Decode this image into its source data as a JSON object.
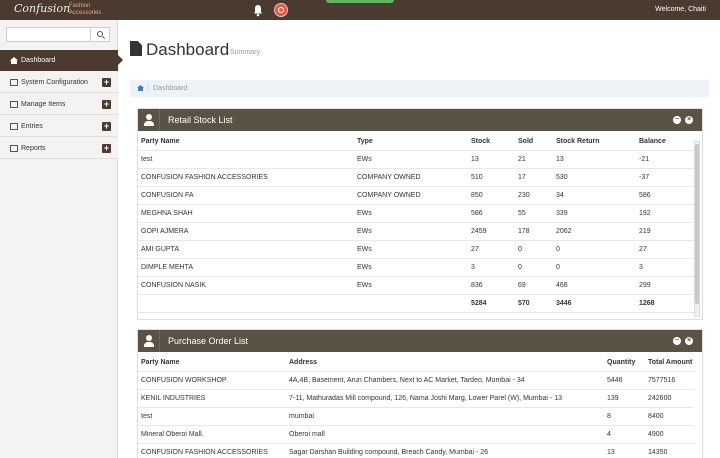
{
  "header": {
    "logo": "Confusion",
    "tagline_line1": "Fashion",
    "tagline_line2": "Accessories",
    "welcome": "Welcome, Chaiti",
    "icons": [
      "bell-icon",
      "help-icon"
    ]
  },
  "sidebar": {
    "search_placeholder": "",
    "items": [
      {
        "label": "Dashboard",
        "icon": "home-icon",
        "active": true,
        "expandable": false
      },
      {
        "label": "System Configuration",
        "icon": "server-icon",
        "active": false,
        "expandable": true
      },
      {
        "label": "Manage Items",
        "icon": "table-icon",
        "active": false,
        "expandable": true
      },
      {
        "label": "Entries",
        "icon": "list-icon",
        "active": false,
        "expandable": true
      },
      {
        "label": "Reports",
        "icon": "report-icon",
        "active": false,
        "expandable": true
      }
    ],
    "expand_symbol": "+"
  },
  "main": {
    "title": "Dashboard",
    "subtitle": "Summary",
    "breadcrumb": "Dashboard"
  },
  "retail": {
    "title": "Retail Stock List",
    "columns": [
      "Party Name",
      "Type",
      "Stock",
      "Sold",
      "Stock Return",
      "Balance"
    ],
    "rows": [
      [
        "test",
        "EWs",
        "13",
        "21",
        "13",
        "-21"
      ],
      [
        "CONFUSION FASHION ACCESSORIES",
        "COMPANY OWNED",
        "510",
        "17",
        "530",
        "-37"
      ],
      [
        "CONFUSION FA",
        "COMPANY OWNED",
        "850",
        "230",
        "34",
        "586"
      ],
      [
        "MEGHNA SHAH",
        "EWs",
        "586",
        "55",
        "339",
        "192"
      ],
      [
        "GOPI AJMERA",
        "EWs",
        "2459",
        "178",
        "2062",
        "219"
      ],
      [
        "AMI GUPTA",
        "EWs",
        "27",
        "0",
        "0",
        "27"
      ],
      [
        "DIMPLE MEHTA",
        "EWs",
        "3",
        "0",
        "0",
        "3"
      ],
      [
        "CONFUSION NASIK",
        "EWs",
        "836",
        "69",
        "468",
        "299"
      ]
    ],
    "totals": [
      "",
      "",
      "5284",
      "570",
      "3446",
      "1268"
    ]
  },
  "purchase": {
    "title": "Purchase Order List",
    "columns": [
      "Party Name",
      "Address",
      "Quantity",
      "Total Amount"
    ],
    "rows": [
      [
        "CONFUSION WORKSHOP",
        "4A,4B, Basement, Arun Chambers, Next to AC Market, Tardeo, Mumbai - 34",
        "5446",
        "7577516"
      ],
      [
        "KENIL INDUSTRIES",
        "7-11, Mathuradas Mill compound, 126, Nama Joshi Marg, Lower Parel (W), Mumbai - 13",
        "139",
        "242600"
      ],
      [
        "test",
        "mumbai",
        "8",
        "8400"
      ],
      [
        "Mineral Oberoi Mall.",
        "Oberoi mall",
        "4",
        "4900"
      ],
      [
        "CONFUSION FASHION ACCESSORIES",
        "Sagar Darshan Building compound, Breach Candy, Mumbai - 26",
        "13",
        "14350"
      ]
    ]
  },
  "panel_controls": {
    "collapse": "−",
    "close": "×"
  },
  "colors": {
    "brand": "#4a3a30",
    "panel_header": "#5a5244",
    "accent": "#5cb85c",
    "help": "#e25a4a"
  }
}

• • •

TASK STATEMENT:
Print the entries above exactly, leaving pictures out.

TASK SOLUTION:
Decode this image into its source data as a JSON object.
{
  "header": {
    "logo": "Confusion",
    "tagline_line1": "Fashion",
    "tagline_line2": "Accessories",
    "welcome": "Welcome, Chaiti",
    "icons": [
      "bell-icon",
      "help-icon"
    ]
  },
  "sidebar": {
    "search_placeholder": "",
    "items": [
      {
        "label": "Dashboard",
        "icon": "home-icon",
        "active": true,
        "expandable": false
      },
      {
        "label": "System Configuration",
        "icon": "server-icon",
        "active": false,
        "expandable": true
      },
      {
        "label": "Manage Items",
        "icon": "table-icon",
        "active": false,
        "expandable": true
      },
      {
        "label": "Entries",
        "icon": "list-icon",
        "active": false,
        "expandable": true
      },
      {
        "label": "Reports",
        "icon": "report-icon",
        "active": false,
        "expandable": true
      }
    ],
    "expand_symbol": "+"
  },
  "main": {
    "title": "Dashboard",
    "subtitle": "Summary",
    "breadcrumb": "Dashboard"
  },
  "retail": {
    "title": "Retail Stock List",
    "columns": [
      "Party Name",
      "Type",
      "Stock",
      "Sold",
      "Stock Return",
      "Balance"
    ],
    "rows": [
      [
        "test",
        "EWs",
        "13",
        "21",
        "13",
        "-21"
      ],
      [
        "CONFUSION FASHION ACCESSORIES",
        "COMPANY OWNED",
        "510",
        "17",
        "530",
        "-37"
      ],
      [
        "CONFUSION FA",
        "COMPANY OWNED",
        "850",
        "230",
        "34",
        "586"
      ],
      [
        "MEGHNA SHAH",
        "EWs",
        "586",
        "55",
        "339",
        "192"
      ],
      [
        "GOPI AJMERA",
        "EWs",
        "2459",
        "178",
        "2062",
        "219"
      ],
      [
        "AMI GUPTA",
        "EWs",
        "27",
        "0",
        "0",
        "27"
      ],
      [
        "DIMPLE MEHTA",
        "EWs",
        "3",
        "0",
        "0",
        "3"
      ],
      [
        "CONFUSION NASIK",
        "EWs",
        "836",
        "69",
        "468",
        "299"
      ]
    ],
    "totals": [
      "",
      "",
      "5284",
      "570",
      "3446",
      "1268"
    ]
  },
  "purchase": {
    "title": "Purchase Order List",
    "columns": [
      "Party Name",
      "Address",
      "Quantity",
      "Total Amount"
    ],
    "rows": [
      [
        "CONFUSION WORKSHOP",
        "4A,4B, Basement, Arun Chambers, Next to AC Market, Tardeo, Mumbai - 34",
        "5446",
        "7577516"
      ],
      [
        "KENIL INDUSTRIES",
        "7-11, Mathuradas Mill compound, 126, Nama Joshi Marg, Lower Parel (W), Mumbai - 13",
        "139",
        "242600"
      ],
      [
        "test",
        "mumbai",
        "8",
        "8400"
      ],
      [
        "Mineral Oberoi Mall.",
        "Oberoi mall",
        "4",
        "4900"
      ],
      [
        "CONFUSION FASHION ACCESSORIES",
        "Sagar Darshan Building compound, Breach Candy, Mumbai - 26",
        "13",
        "14350"
      ]
    ]
  },
  "panel_controls": {
    "collapse": "−",
    "close": "×"
  },
  "colors": {
    "brand": "#4a3a30",
    "panel_header": "#5a5244",
    "accent": "#5cb85c",
    "help": "#e25a4a"
  }
}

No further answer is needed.